“The Nürburgring 24 Hours this year was an incredible event, and so much went on. I’m incredibly grateful to have been a part of it in the top class. However, like so many of the teams out there, it didn’t go quite to plan.”

Nurburgring 24 Hours

Richardson’s car had an off in practice, leaving the team scrambling to rebuild it, just to get it out for Qualifying. This is by no means an odd occurrence at the ‘Green Hell’ 24, which often claims multiple victims in the pre-race sessions. “It delayed everything,” Richardson admits. “It meant the team had to rebuild parts of the car, and for us drivers, we lost a lot of track time.”

Because the lap of the full Nürburgring Nordschliefe is so long, most drivers don’t get many laps in before the race starts anyway, and incredibly, Richardson had zero full laps before getting in mid-race. “Earl Bamber said he had two laps, I can beat that!” He says. “I did just two in and outs because of the problem, and got into the car during the race having to find my feet quickly.

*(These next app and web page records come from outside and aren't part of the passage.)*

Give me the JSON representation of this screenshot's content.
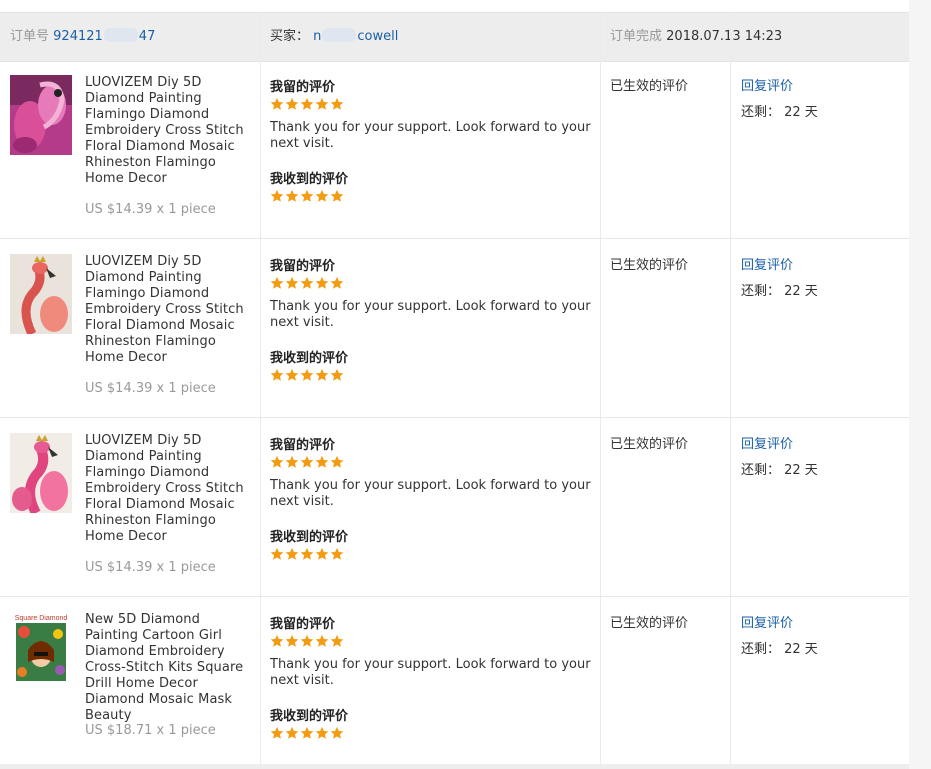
{
  "header": {
    "order_label": "订单号",
    "order_number_visible": "924121",
    "order_number_tail": "47",
    "buyer_label": "买家：",
    "buyer_first": "n",
    "buyer_last": "cowell",
    "done_label": "订单完成",
    "done_time": "2018.07.13 14:23"
  },
  "labels": {
    "my_review": "我留的评价",
    "received_review": "我收到的评价",
    "status": "已生效的评价",
    "reply": "回复评价",
    "remaining": "还剩： 22 天"
  },
  "colors": {
    "star": "#f39c12",
    "link": "#1a5fa6"
  },
  "items": [
    {
      "name": "LUOVIZEM Diy 5D Diamond Painting Flamingo Diamond Embroidery Cross Stitch Floral Diamond Mosaic Rhineston Flamingo Home Decor",
      "price": "US $14.39 x 1 piece",
      "my_stars": 5,
      "my_text": "Thank you for your support. Look forward to your next visit.",
      "received_stars": 5,
      "thumbnail": "pink-flamingo-painting"
    },
    {
      "name": "LUOVIZEM Diy 5D Diamond Painting Flamingo Diamond Embroidery Cross Stitch Floral Diamond Mosaic Rhineston Flamingo Home Decor",
      "price": "US $14.39 x 1 piece",
      "my_stars": 5,
      "my_text": "Thank you for your support. Look forward to your next visit.",
      "received_stars": 5,
      "thumbnail": "crowned-flamingo-painting"
    },
    {
      "name": "LUOVIZEM Diy 5D Diamond Painting Flamingo Diamond Embroidery Cross Stitch Floral Diamond Mosaic Rhineston Flamingo Home Decor",
      "price": "US $14.39 x 1 piece",
      "my_stars": 5,
      "my_text": "Thank you for your support. Look forward to your next visit.",
      "received_stars": 5,
      "thumbnail": "crowned-pink-flamingo-painting"
    },
    {
      "name": "New 5D Diamond Painting Cartoon Girl Diamond Embroidery Cross-Stitch Kits Square Drill Home Decor Diamond Mosaic Mask Beauty",
      "price": "US $18.71 x 1 piece",
      "my_stars": 5,
      "my_text": "Thank you for your support. Look forward to your next visit.",
      "received_stars": 5,
      "thumbnail": "cartoon-girl-painting",
      "thumbnail_caption": "Square Diamond"
    }
  ]
}
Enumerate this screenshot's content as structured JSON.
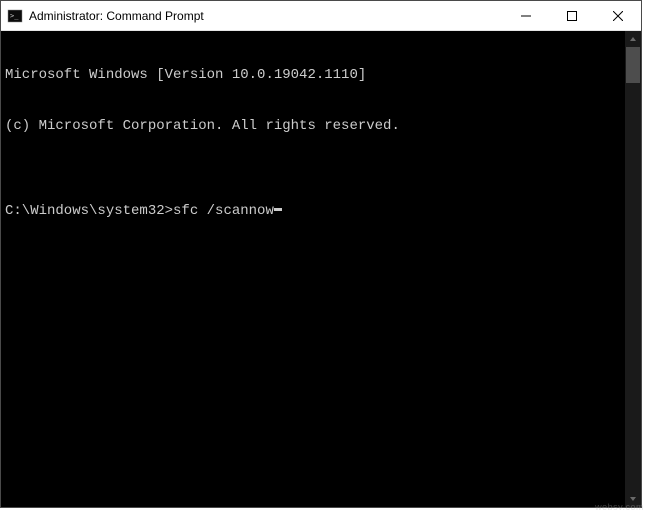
{
  "titlebar": {
    "title": "Administrator: Command Prompt"
  },
  "console": {
    "line1": "Microsoft Windows [Version 10.0.19042.1110]",
    "line2": "(c) Microsoft Corporation. All rights reserved.",
    "blank": "",
    "prompt": "C:\\Windows\\system32>",
    "command": "sfc /scannow"
  },
  "watermark": "websv.com"
}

The weather at the start of the race was insane, and I felt the end of it, as my first stint was in mixed conditions with a low-hanging fog between Höhe Act and Bergwerk during the night.”

Nurburgring 24 Hours

The rain came down in the first hour of the race so hard that multiple cars went off the circuit, on slick tyres out in the forest. Shortly after, the race was stopped as hail came down and froze, leaving many cars stuck trying to climb the final hill to the pit straight. It was truly the most bizarre sequence in motorsport. The ‘Ring is known for its ability to throw all sorts of weather at its drivers, but even that came as a surprise. “When you’re out there in the pitch black and driving in fog, it’s all about instinct and respecting the circuit. Because we didn’t make it into the Top 30 Qualifying session our car didn’t get a blue flashing light on the front windscreen to help you get through traffic during the race. It meant we really had to hustle our way past the other drivers as many of them couldn’t tell that we were in the top class. But we made it through the night, and to the end of the race, despite having an intermittent problem which the team couldn’t fix. We were losing a lot of power throughout the race, but the BMW M6 held up well, and made it to the finish.”

Nurburgring 24 Hours

“The Nürburgring 24 Hours is the world’s toughest race for a driver,” he states. “So to finish is such an achievement in itself. The fans come in numbers, and after being in the thick of it in one of the quickest cars, I really see why. Driving past the campsites, it’s crazy, there’s fireworks going off and you can smell the food being cooked. Atmosphere-wise, there’s nothing like it.”

Richardson’s car crossed the line 22nd, having completed 121 perilous laps of the circuit, but that’s what’s special about the N24. It’s a rugged event, which puts drivers through a challenge unlike any other in motorsport.

2016 was an incredible race, 2017 promises to be just as good, if not better. You can register now with Travel Destinations to be at the Nurburgring 24 Hours 2017. Call 0844 873 0203 to reserve your place now.

Written by Stephen Kilbey
Photos by Dailysportscar